Hilliard v. Harbour

Senior citizen who held controlling interest in corporate borrower could not state elder abuse claim against lender that foreclosed on borrower; the senior citizen suffered only derivative harm; any damage claim belonged solely to the corporate borrower.  Hilliard, a 78-year-old, owned a controlling interest in Crystal Companies, which owned radio stations.  Wells Fargo lent $20…

Mahan v. Charles W. Chan Insurance Agency, Inc.

An elderly couple stated an elder abuse claim against an insurance agency that schemed to gut their whole life insurance policies and replace them with a less desirable policy, all for the purpose of earning a larger commission.  An elderly couple stated an elder abuse cause of action against the insurance agency which arranged to…

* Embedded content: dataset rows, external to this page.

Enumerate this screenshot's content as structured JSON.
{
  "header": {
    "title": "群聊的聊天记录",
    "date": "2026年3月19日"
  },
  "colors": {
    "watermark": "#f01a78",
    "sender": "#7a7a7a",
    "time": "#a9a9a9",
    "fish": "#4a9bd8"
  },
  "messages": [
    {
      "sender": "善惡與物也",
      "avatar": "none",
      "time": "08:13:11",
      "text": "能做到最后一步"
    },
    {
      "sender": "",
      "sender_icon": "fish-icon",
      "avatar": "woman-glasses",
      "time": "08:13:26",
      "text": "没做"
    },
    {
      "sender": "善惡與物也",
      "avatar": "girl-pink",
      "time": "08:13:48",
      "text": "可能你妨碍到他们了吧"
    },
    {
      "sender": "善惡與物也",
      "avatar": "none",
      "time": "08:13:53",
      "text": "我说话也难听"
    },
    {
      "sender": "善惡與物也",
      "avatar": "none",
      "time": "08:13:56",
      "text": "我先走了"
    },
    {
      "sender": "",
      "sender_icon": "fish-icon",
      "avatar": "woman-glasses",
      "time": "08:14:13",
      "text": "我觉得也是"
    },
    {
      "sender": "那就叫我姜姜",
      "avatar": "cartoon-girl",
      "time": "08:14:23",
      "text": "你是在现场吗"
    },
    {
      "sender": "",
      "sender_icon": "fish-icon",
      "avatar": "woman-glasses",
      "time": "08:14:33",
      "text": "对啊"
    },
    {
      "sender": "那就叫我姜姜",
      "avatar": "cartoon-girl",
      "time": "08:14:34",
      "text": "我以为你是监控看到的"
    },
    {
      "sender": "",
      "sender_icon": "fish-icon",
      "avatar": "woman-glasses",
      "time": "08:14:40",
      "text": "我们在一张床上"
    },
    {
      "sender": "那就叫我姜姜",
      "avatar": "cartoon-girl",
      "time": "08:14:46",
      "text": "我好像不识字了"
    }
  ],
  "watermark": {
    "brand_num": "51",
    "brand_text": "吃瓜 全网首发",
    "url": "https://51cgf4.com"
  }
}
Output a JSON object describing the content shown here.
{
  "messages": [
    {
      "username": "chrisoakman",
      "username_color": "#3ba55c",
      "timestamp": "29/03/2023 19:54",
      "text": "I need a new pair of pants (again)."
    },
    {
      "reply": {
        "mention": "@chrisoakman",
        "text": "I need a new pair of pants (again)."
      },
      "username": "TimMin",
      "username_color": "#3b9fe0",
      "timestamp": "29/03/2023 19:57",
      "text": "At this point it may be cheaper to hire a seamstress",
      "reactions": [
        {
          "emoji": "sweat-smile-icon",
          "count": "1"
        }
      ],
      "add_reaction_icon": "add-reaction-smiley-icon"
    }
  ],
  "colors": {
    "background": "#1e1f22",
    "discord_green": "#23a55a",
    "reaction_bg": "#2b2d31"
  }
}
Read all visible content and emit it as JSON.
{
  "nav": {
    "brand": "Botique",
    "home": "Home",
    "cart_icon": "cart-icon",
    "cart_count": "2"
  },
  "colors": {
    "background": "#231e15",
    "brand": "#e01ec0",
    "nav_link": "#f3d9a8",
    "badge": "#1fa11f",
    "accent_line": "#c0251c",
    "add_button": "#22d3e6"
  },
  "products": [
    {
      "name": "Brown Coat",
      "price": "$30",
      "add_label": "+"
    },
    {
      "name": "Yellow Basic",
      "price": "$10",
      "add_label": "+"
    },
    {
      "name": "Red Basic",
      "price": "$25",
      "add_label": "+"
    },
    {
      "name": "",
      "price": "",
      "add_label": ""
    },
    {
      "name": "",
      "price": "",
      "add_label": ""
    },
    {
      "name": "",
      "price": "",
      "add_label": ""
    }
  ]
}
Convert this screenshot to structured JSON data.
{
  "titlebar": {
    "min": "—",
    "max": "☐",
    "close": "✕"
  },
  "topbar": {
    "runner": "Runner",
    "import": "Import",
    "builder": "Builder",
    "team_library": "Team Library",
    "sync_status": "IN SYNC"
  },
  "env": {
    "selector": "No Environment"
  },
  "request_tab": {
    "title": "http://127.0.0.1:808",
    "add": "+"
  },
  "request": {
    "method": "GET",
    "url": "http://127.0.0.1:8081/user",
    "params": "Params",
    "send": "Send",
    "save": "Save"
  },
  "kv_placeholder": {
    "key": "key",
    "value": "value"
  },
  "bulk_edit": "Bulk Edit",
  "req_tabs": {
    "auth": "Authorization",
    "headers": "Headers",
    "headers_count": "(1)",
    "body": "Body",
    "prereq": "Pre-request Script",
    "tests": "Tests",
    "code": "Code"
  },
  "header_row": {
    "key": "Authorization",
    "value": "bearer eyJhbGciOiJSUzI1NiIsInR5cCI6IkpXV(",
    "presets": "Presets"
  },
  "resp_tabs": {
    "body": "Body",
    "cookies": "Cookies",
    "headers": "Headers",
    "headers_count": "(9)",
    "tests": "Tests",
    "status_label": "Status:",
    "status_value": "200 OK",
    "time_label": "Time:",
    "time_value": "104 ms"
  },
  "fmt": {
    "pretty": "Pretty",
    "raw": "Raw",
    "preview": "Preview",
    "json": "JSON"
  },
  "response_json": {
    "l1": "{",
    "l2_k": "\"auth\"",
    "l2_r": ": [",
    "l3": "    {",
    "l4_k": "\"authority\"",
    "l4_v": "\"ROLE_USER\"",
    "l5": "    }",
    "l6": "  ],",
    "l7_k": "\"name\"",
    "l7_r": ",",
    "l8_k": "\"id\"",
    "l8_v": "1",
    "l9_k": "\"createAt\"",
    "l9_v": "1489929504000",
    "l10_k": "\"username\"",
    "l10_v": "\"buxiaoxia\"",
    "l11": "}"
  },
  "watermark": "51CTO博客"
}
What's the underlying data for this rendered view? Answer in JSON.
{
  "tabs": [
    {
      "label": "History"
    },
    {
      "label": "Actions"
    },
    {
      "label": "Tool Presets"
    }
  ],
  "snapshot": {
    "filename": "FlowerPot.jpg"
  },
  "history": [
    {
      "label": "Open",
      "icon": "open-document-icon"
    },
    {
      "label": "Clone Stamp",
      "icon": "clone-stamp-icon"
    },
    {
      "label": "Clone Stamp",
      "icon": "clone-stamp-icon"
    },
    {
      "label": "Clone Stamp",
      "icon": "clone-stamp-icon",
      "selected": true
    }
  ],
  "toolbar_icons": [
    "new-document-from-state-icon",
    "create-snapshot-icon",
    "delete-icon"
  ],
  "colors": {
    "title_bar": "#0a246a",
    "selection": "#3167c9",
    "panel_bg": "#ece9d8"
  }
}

Brenner v. Universal Health Services of Rancho Springs, Inc.

Defendant hospital was entitled to summary judgment after plaintiff’s expert declaration stated only that husband “could have survived” had defendant treated him in accord with the standard of care—but stopped short of saying that survival was more likely than not but for the hospital’s acts, which is the standard for showing causation in a medical…

CRST, Inc. v. Superior Court

Proof of an employer’s own wrongdoing is needed to impose punitive damages on the employer for an employee’s torts, even if as a separate matter it is vicariously liable for those torts.  The trial court erred in not granting summary judgment to CRST on plaintiff’s claim for punitive damages arising from an accident that one…

Van Audenhove v. Perry

A person who is arrested, but not ultimately prosecuted, may not maintain an action for malicious prosecution against the witness whose complaint prompted the arrest.  A person who is only arrested and is not the subject of any criminal prosecution cannot sue the complaining witness (at whose behest the arrest was made) for malicious prosecution. …

Amphastar Pharmaceuticals, Inc. v. Aventis Pharma, SA

A federal False Claims Act suit was properly dismissed because the suit was based on facts publicly disclosed in a prior suit and the plaintiff was not the original source of that information, but learned it only as a party to the prior suit.  The district court properly dismissed this federal False Claims Act suit…

Garcia v. American Golf Corp.

Governmental immunity from liability for injuries on recreational trails does not shield a city from liability for injury from errant golf balls hit from an adjoining commercial golf course on city property. Gov. Code 831.4 grants governmental entities immunity from liability for injuries suffered on unpaved paths or trails.  Even if the paved Rose Bowl…

Julian v. Mission Community Hospital

Plaintiff, who was held involuntarily for 72 hours for a mental health evaluation, could not sue hospital and officers who had probable cause to detain her, due to their qualified immunity. The Laterman-Petris-Short Act did not grant implied rights of action for alleged violations of various sections of the act to a person involuntarily detained…

Cross v. Superior Court

The psychotherapist-patient privilege may not be raised in opposition to producing patient records in a Medical Board investigation, but to protect the patient’s privacy rights the subpoena must be carefully tailored to request only records that are relevant and material to a compelling state interest, such as avoiding over-prescription of controlled substances. B&P 2225(a) provides…

Clary v. City of Crescent City

Defendant city was not barred from imposing a lien on plaintiff’s property to pay for the cost of abating nuisance caused by absentee landowner plaintiff’s failure to maintain the yard. This decision upholds a lien that the defendant city imposed on plaintiff’s property to pay for the cost of abating the nuisance on the property. …

Prather v. Sprint Communications, Inc.

Resolution of the underlying lawsuit (here by a settlement) does not automatically moot an appeal by a person who unsuccessfully sought to intervene in the action, so long as effective relief may still potentially be awarded the would-be intervenor. Under the Federal False Claims Act, a relator is entitled to the same rights in a…

Cuevas v. Contra Costa County

To reduce a damage award in a medical malpractice case, the defendant may introduce evidence of collateral source payments to plaintiff for medical care including Obamacare and private medical insurance benefits that has already received or likely will receive in the future. Civ. Code 3333.1, part of the Medical Injury Compensation Reform Act,  allows the…